That was when Jesus came. He arrived from Nazareth and John dunked him in the Jordan River. As he emerged from the water he saw the universe as it really is, and he felt it resonate to his core: that he was God’s precious child, and God was joy.

Baptism is the moment when you connect with the universe and know who you are. It’s the moment when you experience every atom in your body resonating with the vibrations of the air all around you, and you simply know without anyone having to tell you.

We talk about baptism as if it were something that happens in church, as a rite of initiation, as an affirmation of faith, as a symbolic action. But its not. It’s an experience that will happen in its own way according to who you are. Call it enlightenment. Call it alignment. Call it self-awareness. Whatever you call it, it is the joyful, awesome moment when you know in your bones that you are in sync with the world. It doesn’t necessarily have anything to do with holy water or church.
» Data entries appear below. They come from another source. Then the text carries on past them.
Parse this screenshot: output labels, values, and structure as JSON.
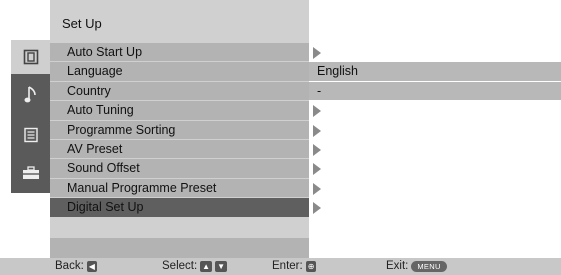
{
  "menu": {
    "title": "Set Up",
    "items": [
      {
        "label": "Auto Start Up",
        "value": "",
        "arrow": true,
        "filled": false,
        "selected": false
      },
      {
        "label": "Language",
        "value": "English",
        "arrow": false,
        "filled": true,
        "selected": false
      },
      {
        "label": "Country",
        "value": "-",
        "arrow": false,
        "filled": true,
        "selected": false
      },
      {
        "label": "Auto Tuning",
        "value": "",
        "arrow": true,
        "filled": false,
        "selected": false
      },
      {
        "label": "Programme Sorting",
        "value": "",
        "arrow": true,
        "filled": false,
        "selected": false
      },
      {
        "label": "AV Preset",
        "value": "",
        "arrow": true,
        "filled": false,
        "selected": false
      },
      {
        "label": "Sound Offset",
        "value": "",
        "arrow": true,
        "filled": false,
        "selected": false
      },
      {
        "label": "Manual Programme Preset",
        "value": "",
        "arrow": true,
        "filled": false,
        "selected": false
      },
      {
        "label": "Digital Set Up",
        "value": "",
        "arrow": true,
        "filled": false,
        "selected": true
      }
    ]
  },
  "sidebar_icons": [
    {
      "name": "picture-icon",
      "active": true
    },
    {
      "name": "sound-note-icon",
      "active": false
    },
    {
      "name": "features-icon",
      "active": false
    },
    {
      "name": "setup-toolbox-icon",
      "active": false
    }
  ],
  "footer": {
    "back_label": "Back:",
    "select_label": "Select:",
    "enter_label": "Enter:",
    "exit_label": "Exit:",
    "menu_key": "MENU"
  },
  "colors": {
    "panel": "#d0d0d0",
    "item_bg": "#b3b3b3",
    "selected_bg": "#5f5f5f",
    "icon_column": "#5a5a5a",
    "footer_bg": "#c8c8c8"
  }
}
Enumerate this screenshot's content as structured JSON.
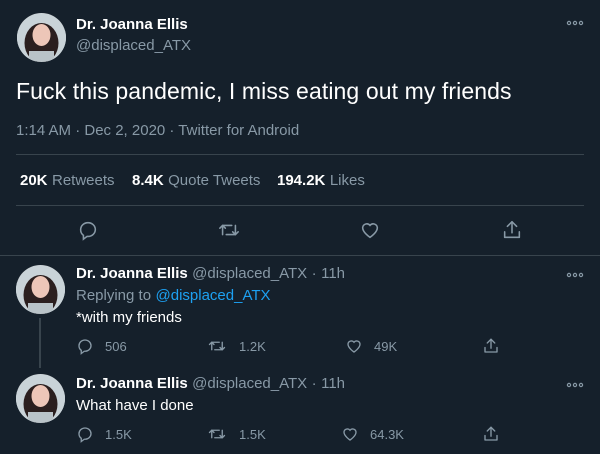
{
  "main_tweet": {
    "author_name": "Dr. Joanna Ellis",
    "author_handle": "@displaced_ATX",
    "text": "Fuck this pandemic, I miss eating out my friends",
    "meta": "1:14 AM · Dec 2, 2020 · Twitter for Android",
    "stats": {
      "retweets_count": "20K",
      "retweets_label": "Retweets",
      "quotes_count": "8.4K",
      "quotes_label": "Quote Tweets",
      "likes_count": "194.2K",
      "likes_label": "Likes"
    },
    "actions": [
      "reply-icon",
      "retweet-icon",
      "like-icon",
      "share-icon"
    ]
  },
  "replies": [
    {
      "author_name": "Dr. Joanna Ellis",
      "author_handle": "@displaced_ATX",
      "dot": "·",
      "time": "11h",
      "replying_prefix": "Replying to",
      "replying_handle": "@displaced_ATX",
      "text": "*with my friends",
      "reply_count": "506",
      "retweet_count": "1.2K",
      "like_count": "49K"
    },
    {
      "author_name": "Dr. Joanna Ellis",
      "author_handle": "@displaced_ATX",
      "dot": "·",
      "time": "11h",
      "text": "What have I done",
      "reply_count": "1.5K",
      "retweet_count": "1.5K",
      "like_count": "64.3K"
    }
  ],
  "colors": {
    "background": "#15202b",
    "muted": "#8899a6",
    "link": "#1da1f2",
    "divider": "#38444d"
  }
}
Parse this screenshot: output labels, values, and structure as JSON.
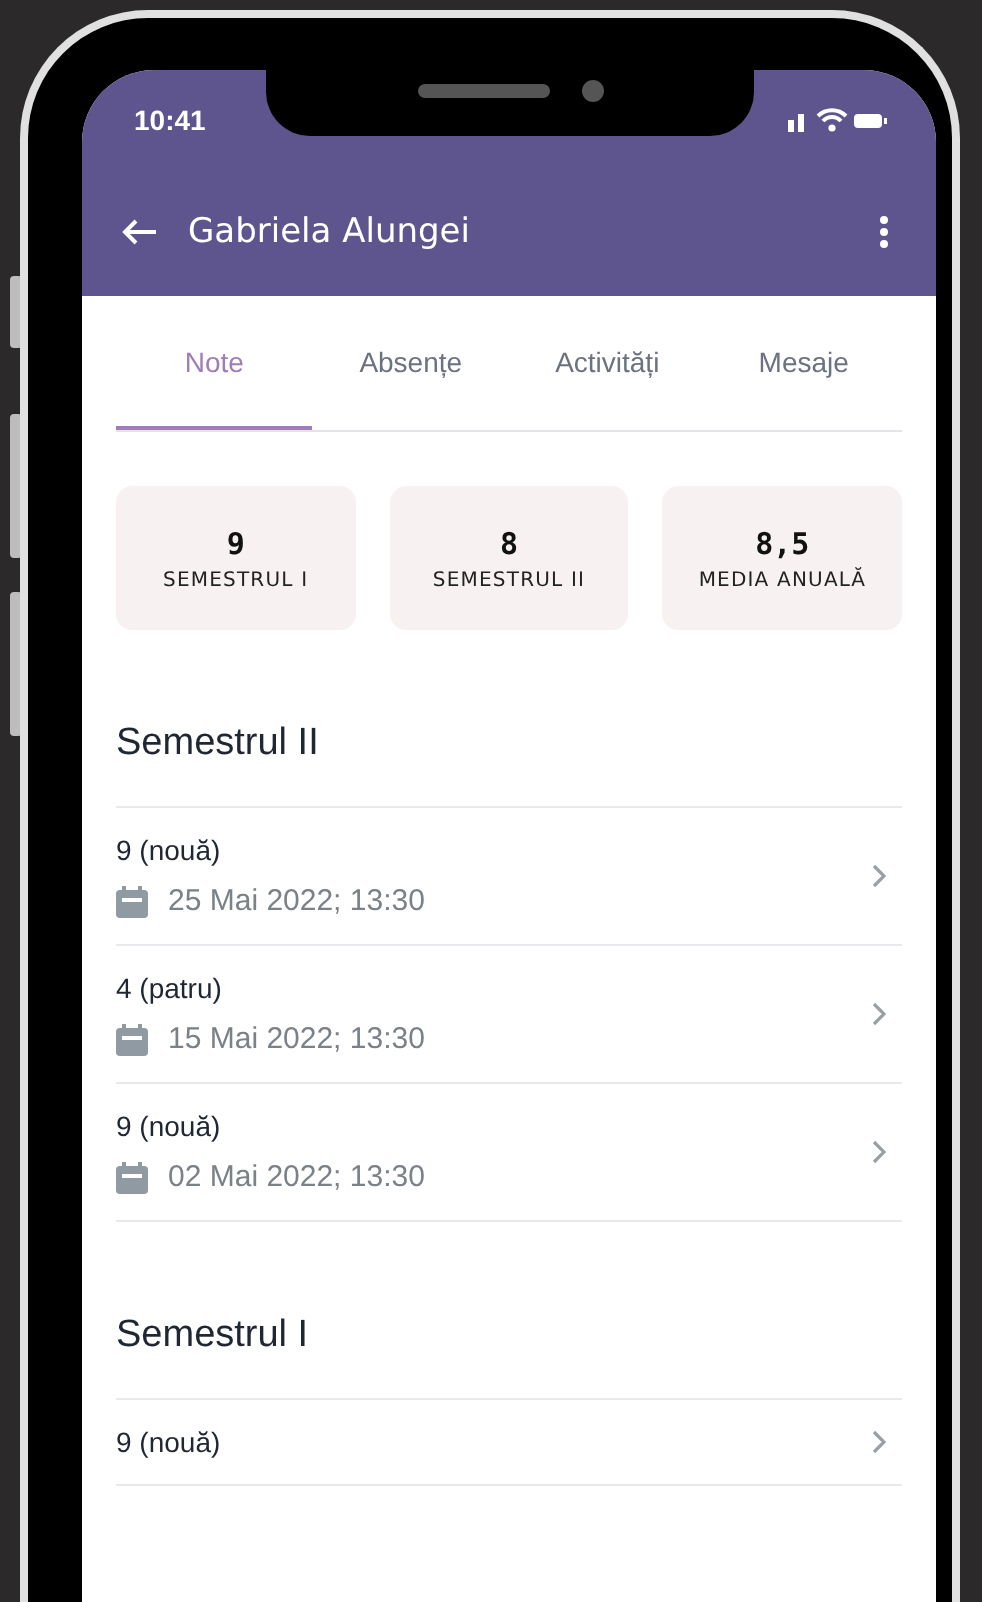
{
  "status_bar": {
    "time": "10:41"
  },
  "app_bar": {
    "title": "Gabriela Alungei"
  },
  "tabs": [
    {
      "label": "Note",
      "selected": true
    },
    {
      "label": "Absențe",
      "selected": false
    },
    {
      "label": "Activități",
      "selected": false
    },
    {
      "label": "Mesaje",
      "selected": false
    }
  ],
  "summary": [
    {
      "value": "9",
      "label": "SEMESTRUL I"
    },
    {
      "value": "8",
      "label": "SEMESTRUL II"
    },
    {
      "value": "8,5",
      "label": "MEDIA ANUALĂ"
    }
  ],
  "sections": [
    {
      "title": "Semestrul II",
      "grades": [
        {
          "grade": "9 (nouă)",
          "date": "25 Mai 2022; 13:30"
        },
        {
          "grade": "4 (patru)",
          "date": "15 Mai 2022; 13:30"
        },
        {
          "grade": "9 (nouă)",
          "date": "02 Mai 2022; 13:30"
        }
      ]
    },
    {
      "title": "Semestrul I",
      "grades": [
        {
          "grade": "9 (nouă)"
        }
      ]
    }
  ]
}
Remember that moment. That’s the moment on which the meaning of your life turns. Stay true to that moment and, come what may, all will be well.

Don’t Stress Out!

Philippians 4:4-7

Let Jesus make you into joyful people. Rejoice, I say! Be gentle with people. Jesus is right there, so don’t stress out! Bring what’s on your mind, along with your gratitude, to prayer. When you do – it’s beyond explaining how it happens – your mind and heart will be at peace, in touch with Jesus and with the eternal.

My mother used to say you get more flies with honey than with vinegar. Behind all the excuses people give for not wanting any part of Christianity may well be that so many Christians tend to be dour, pessimistic folk. Sometimes its the feeling that you have to watch your step or someone will get upset with you. Other times it’s all the talk about how hard it is to keep the church up and running. “Maintenance mode.” Nobody wants to sign on for that!

Dour Christians and stuck churches are not what Paul had in mind. Despite his reputation, Paul, like Jesus, wanted people to enjoy life. And it’s hard to enjoy life when people are so rough on each other and so stressed out about so many things. In this regard, prayer helps. For one thing, it can help balance what we need with what we already have. And, though prayer is not a substitute for actually dealing with the problems that face us or for doing the work that needs done, regular meditation provides a space to expand our vision, explore new approaches, and gather strength for the tasks at hand.

Stop. Don’t take it out on someone else. Don’t freak out!
Clear your mind. Relax. Breathe. Be grateful.